Essentially, a dotted border is made using selections and patterns. The process is very simple and will take no time at all. We first need to define our pattern, so let's get cracking with that now.
Creating your Pattern
Create a new document that is 2x2
pixels with any colour background (it really doesn't matter as we're only going to delete it). Create a new layer in this document and fill the top left most pixel with any colour using the Pencil tool. The colour does not matter as we'll fill over this later on anyway. You should now have a single pixel in the top left, like in the picture below:
Next, click the bottom (background) layer and delete it by clicking the trashcan icon. The background behind your dot should change to a grey and white checkered pattern. This represents the fact our background is now transparent.
Now we'll define this as a pattern. Navigate the menu to Edit -> Define Pattern
. Name it "DottedBorder01" and click Ok. We now have the pattern defined, so let's apply this pattern to a design and create our dotted border.
Applying Our Effect
Open your design or create a new document 400x400
pixels. Create a new layer and draw rectangle selection using the marquee tool that covers the majority of our design but leaves some space either side. For your own design, select the outline of wherever you want your dotted border to go.
Your selection should look like this:
If you're using your own design, ignore this step. We want to fill a layer with this selection so we have an "anchor point" to later recall this selection. Just press ALT & D
to fill our selection with the foreground colour. Once you've done this, create a new layer, and now it's time to create our border.
Now we want to expand our selection by 2 pixel.

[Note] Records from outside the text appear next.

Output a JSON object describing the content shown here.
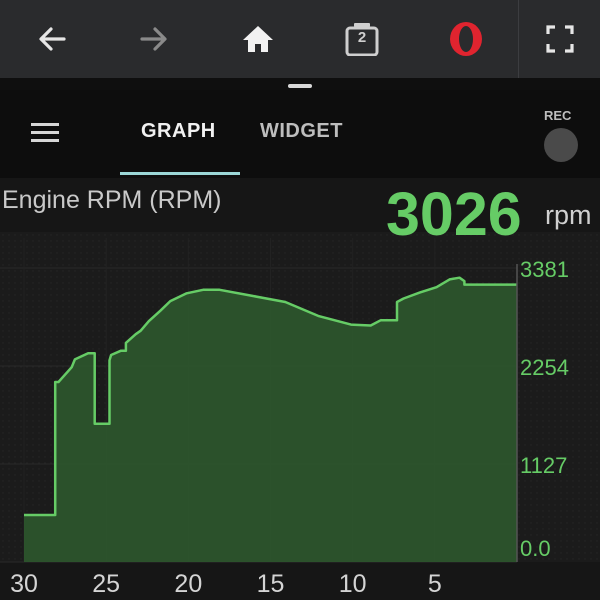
{
  "browser": {
    "tabs_count": "2",
    "icons": [
      "back-arrow-icon",
      "forward-arrow-icon",
      "home-icon",
      "tabs-icon",
      "opera-logo-icon",
      "fullscreen-icon"
    ],
    "accent": "#e0242f"
  },
  "app": {
    "tabs": [
      {
        "label": "GRAPH",
        "active": true
      },
      {
        "label": "WIDGET",
        "active": false
      }
    ],
    "rec_label": "REC"
  },
  "sensor": {
    "title": "Engine RPM (RPM)",
    "value": "3026",
    "unit": "rpm",
    "color": "#66cc66"
  },
  "chart_data": {
    "type": "area",
    "xlabel": "",
    "ylabel": "",
    "x_ticks": [
      "30",
      "25",
      "20",
      "15",
      "10",
      "5"
    ],
    "x_tick_values": [
      30,
      25,
      20,
      15,
      10,
      5
    ],
    "y_ticks": [
      "3381",
      "2254",
      "1127",
      "0.0"
    ],
    "y_tick_values": [
      3381,
      2254,
      1127,
      0
    ],
    "xlim": [
      30,
      0
    ],
    "ylim": [
      0,
      3381
    ],
    "grid": true,
    "series": [
      {
        "color": "#66cc66",
        "fill": "#2e5a2e",
        "x": [
          30.0,
          28.1,
          28.1,
          27.9,
          27.1,
          27.1,
          26.9,
          26.1,
          25.9,
          25.7,
          25.7,
          25.1,
          24.8,
          24.8,
          24.7,
          24.1,
          23.8,
          23.8,
          23.2,
          22.9,
          22.4,
          21.7,
          21.1,
          20.1,
          19.1,
          18.1,
          16.1,
          14.1,
          12.1,
          10.1,
          8.9,
          8.3,
          7.3,
          7.3,
          6.9,
          5.9,
          4.9,
          4.1,
          3.5,
          3.2,
          3.2,
          1.1,
          0.0
        ],
        "y": [
          540,
          540,
          2070,
          2070,
          2240,
          2240,
          2330,
          2400,
          2400,
          2400,
          1590,
          1590,
          1590,
          2320,
          2380,
          2430,
          2430,
          2520,
          2620,
          2660,
          2770,
          2890,
          3000,
          3090,
          3130,
          3130,
          3060,
          2990,
          2830,
          2730,
          2720,
          2780,
          2780,
          2990,
          3030,
          3100,
          3160,
          3250,
          3270,
          3230,
          3190,
          3190,
          3190
        ]
      }
    ]
  }
}
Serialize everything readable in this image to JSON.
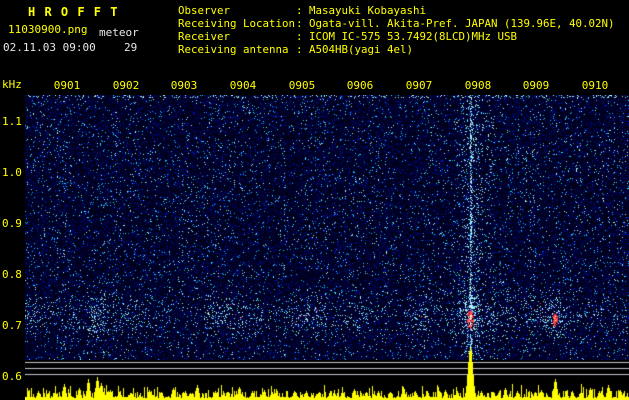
{
  "header": {
    "app_title": "H R O F F T",
    "filename": "11030900.png",
    "mode_label": "meteor",
    "datetime": "02.11.03 09:00",
    "echo_count": "29",
    "info": [
      {
        "label": "Observer",
        "value": ": Masayuki Kobayashi"
      },
      {
        "label": "Receiving Location",
        "value": ": Ogata-vill. Akita-Pref. JAPAN (139.96E, 40.02N)"
      },
      {
        "label": "Receiver",
        "value": ": ICOM IC-575 53.7492(8LCD)MHz USB"
      },
      {
        "label": "Receiving antenna",
        "value": ": A504HB(yagi 4el)"
      }
    ]
  },
  "axes": {
    "freq_labels": [
      "kHz",
      "1.1",
      "1.0",
      "0.9",
      "0.8",
      "0.7",
      "0.6"
    ],
    "time_labels": [
      "0901",
      "0902",
      "0903",
      "0904",
      "0905",
      "0906",
      "0907",
      "0908",
      "0909",
      "0910"
    ]
  },
  "chart_data": {
    "type": "heatmap",
    "subtype": "radio-meteor-spectrogram waterfall with amplitude strip below",
    "title": "HROFFT 10-minute meteor echo spectrogram, 02.11.03 09:00-09:10",
    "x_ticks": [
      "0901",
      "0902",
      "0903",
      "0904",
      "0905",
      "0906",
      "0907",
      "0908",
      "0909",
      "0910"
    ],
    "y_unit": "kHz",
    "y_ticks_khz": [
      1.1,
      1.0,
      0.9,
      0.8,
      0.7,
      0.6
    ],
    "y_range_khz": [
      0.6,
      1.16
    ],
    "echo_count": 29,
    "carrier_band_khz": 0.72,
    "meteor_echoes": [
      {
        "time": "~0901.6",
        "freq_khz": 0.72,
        "strength": "weak",
        "note": "small cyan cluster with faint red dots, small amplitude spike"
      },
      {
        "time": "~0908.0",
        "freq_khz": 0.72,
        "strength": "strong",
        "note": "overdense long echo: full-height cyan streak, saturated red/white core, large yellow amplitude spike"
      },
      {
        "time": "~0909.5",
        "freq_khz": 0.74,
        "strength": "moderate",
        "note": "cyan blob with red streak, medium amplitude spike"
      }
    ],
    "colors": {
      "background": "#000010",
      "noise_blue": "#0030a0",
      "speckle_cyan": "#00ccff",
      "hot_core": "#ff2050",
      "amplitude_spike": "#ffff00",
      "text_yellow": "#ffff00",
      "text_white": "#e8e8e8",
      "level_line": "#c0c4cc"
    }
  },
  "render": {
    "seed": 20021103,
    "band_y": 220,
    "level_lines": [
      17,
      23,
      29
    ],
    "events": [
      {
        "x_frac": 0.119,
        "blob": 0.7,
        "red": 0.5,
        "streak": false,
        "spike": 23
      },
      {
        "x_frac": 0.737,
        "blob": 1.0,
        "red": 1.0,
        "streak": true,
        "spike": 53
      },
      {
        "x_frac": 0.877,
        "blob": 0.85,
        "red": 0.75,
        "streak": false,
        "spike": 21
      }
    ],
    "minor_spikes": [
      [
        0.022,
        9
      ],
      [
        0.048,
        7
      ],
      [
        0.065,
        16
      ],
      [
        0.09,
        12
      ],
      [
        0.105,
        21
      ],
      [
        0.125,
        17
      ],
      [
        0.14,
        10
      ],
      [
        0.155,
        8
      ],
      [
        0.175,
        7
      ],
      [
        0.205,
        10
      ],
      [
        0.225,
        8
      ],
      [
        0.245,
        12
      ],
      [
        0.265,
        9
      ],
      [
        0.285,
        15
      ],
      [
        0.315,
        9
      ],
      [
        0.335,
        8
      ],
      [
        0.355,
        13
      ],
      [
        0.375,
        9
      ],
      [
        0.395,
        10
      ],
      [
        0.415,
        8
      ],
      [
        0.445,
        9
      ],
      [
        0.465,
        9
      ],
      [
        0.485,
        7
      ],
      [
        0.505,
        8
      ],
      [
        0.525,
        9
      ],
      [
        0.545,
        11
      ],
      [
        0.565,
        8
      ],
      [
        0.585,
        9
      ],
      [
        0.605,
        8
      ],
      [
        0.625,
        13
      ],
      [
        0.645,
        9
      ],
      [
        0.665,
        8
      ],
      [
        0.685,
        9
      ],
      [
        0.695,
        10
      ],
      [
        0.715,
        8
      ],
      [
        0.755,
        9
      ],
      [
        0.775,
        8
      ],
      [
        0.795,
        12
      ],
      [
        0.815,
        9
      ],
      [
        0.845,
        8
      ],
      [
        0.855,
        10
      ],
      [
        0.875,
        9
      ],
      [
        0.905,
        9
      ],
      [
        0.92,
        8
      ],
      [
        0.935,
        12
      ],
      [
        0.95,
        9
      ],
      [
        0.965,
        15
      ],
      [
        0.985,
        10
      ]
    ]
  }
}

To do this, go to Select -> Modify -> Expand
. Enter 2 and click Ok. Now we're about to give birth to our dotted border! We're going to fill this selection with our pattern we defined earlier. To do this, go to Edit -> Fill
. Select "Pattern" from the drop down box and browse the patterns until you find our pattern, "DottedBorder01". Click Ok to fill our selection with our pattern.
You might have some blank space where you'd expect your pattern; this is because Photoshop's pattern filling is absolute, meaning it fills the pattern in from the (1-1) co-ordinates. The only reason we don't see it is we don't have that area selected; it's still attempting to fill the pattern in, which means it will fill in our selection as if the whole document is being filled in. If you get this problem, just use the nudge tool to move our shape or selection a pixel up or left, depending on where the gap is. This will remedy the problem.
Now our image is looking like this:
Now we're going to fill this border with whatever colour we want our border to be. To do this, select the layer's contents by clicking on the layer in your layers window whilst holding down the CTRL
key. This will select every pixel on our layer. Set your foreground colour to whatever colour you wish to use and press CTRL & D
again to fill our selection with this colour. Alternatively, go to Edit -> Fill
and choose "Foreground Colour".
Your shape and dotted border should now look something like below. If it doesn't, you've probably got the dotted pattern beneath your shape. No problem, it won't affect the outcome (to keep along with the images though, drag your dotted pattern above your filled shape).
Finally, we're going to delete the excess of our border that is overlapping the rest of the shape. To do this we use our anchor shape from earlier to quickly select the area we want to delete. Hold down CTRL
and left click on your shape's layer. This will select the shape. Ensuring your dotted border shape is highlighted in the layers pallete, click DEL
to remove the selection from the dotted border layer. Alternatively, go to Edit -> Clear
in the menu.
And there we have it! One very simple dotted border effect. You can play around with various sizes and different patterns for some interesting effects. Below we used a diagonal dotted effect that is 3 pixels high: